Dataset rows describing interfaces
##########

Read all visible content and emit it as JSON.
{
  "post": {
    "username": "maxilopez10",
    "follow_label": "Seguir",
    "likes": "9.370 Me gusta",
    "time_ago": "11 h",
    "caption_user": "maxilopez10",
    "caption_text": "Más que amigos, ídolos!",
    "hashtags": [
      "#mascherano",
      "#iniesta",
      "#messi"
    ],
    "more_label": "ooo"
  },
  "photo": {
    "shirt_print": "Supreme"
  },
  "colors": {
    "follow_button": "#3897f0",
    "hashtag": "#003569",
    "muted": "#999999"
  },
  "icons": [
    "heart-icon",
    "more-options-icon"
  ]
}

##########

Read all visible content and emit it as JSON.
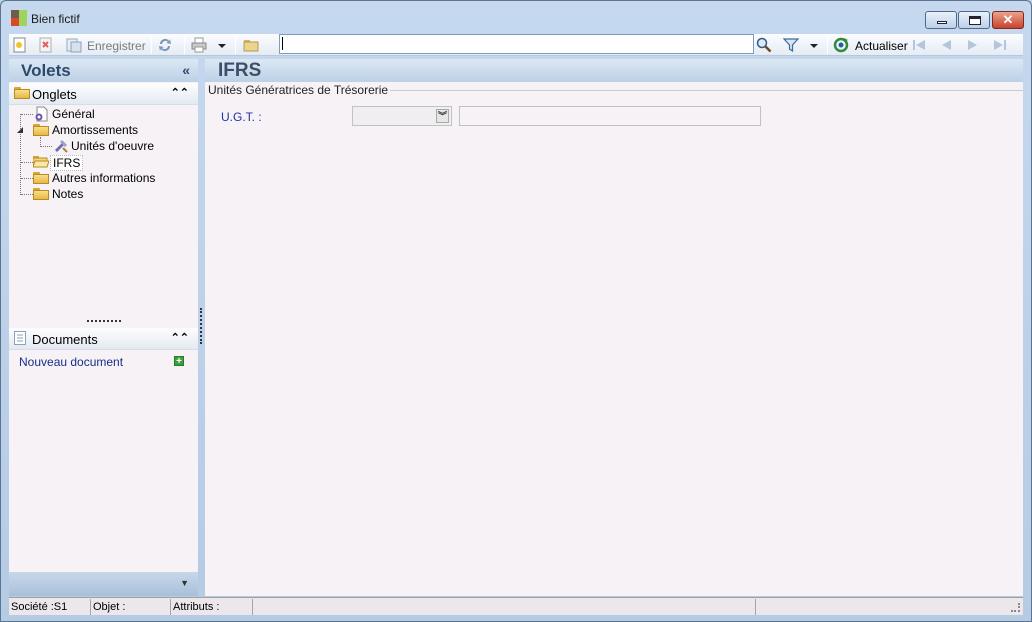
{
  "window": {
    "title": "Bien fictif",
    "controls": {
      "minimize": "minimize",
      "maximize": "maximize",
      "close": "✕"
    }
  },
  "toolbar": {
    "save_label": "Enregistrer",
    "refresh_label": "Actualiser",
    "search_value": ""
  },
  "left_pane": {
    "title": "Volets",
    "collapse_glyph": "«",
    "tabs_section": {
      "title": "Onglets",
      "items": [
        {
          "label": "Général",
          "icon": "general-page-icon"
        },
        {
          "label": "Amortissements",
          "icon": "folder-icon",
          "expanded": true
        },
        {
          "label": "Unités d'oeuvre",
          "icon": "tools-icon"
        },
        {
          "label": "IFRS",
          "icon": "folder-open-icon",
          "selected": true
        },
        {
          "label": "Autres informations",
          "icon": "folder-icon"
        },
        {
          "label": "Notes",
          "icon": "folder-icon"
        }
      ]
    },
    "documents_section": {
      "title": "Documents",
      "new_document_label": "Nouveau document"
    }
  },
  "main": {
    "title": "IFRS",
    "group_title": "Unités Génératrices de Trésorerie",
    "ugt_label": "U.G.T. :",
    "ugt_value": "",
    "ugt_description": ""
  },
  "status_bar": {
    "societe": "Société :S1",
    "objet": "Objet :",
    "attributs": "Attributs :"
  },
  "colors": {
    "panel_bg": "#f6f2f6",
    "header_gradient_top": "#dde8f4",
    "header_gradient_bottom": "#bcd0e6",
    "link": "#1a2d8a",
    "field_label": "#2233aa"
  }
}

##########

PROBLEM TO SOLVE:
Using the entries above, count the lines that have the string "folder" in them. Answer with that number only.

ANSWER TO THIS EXERCISE:
4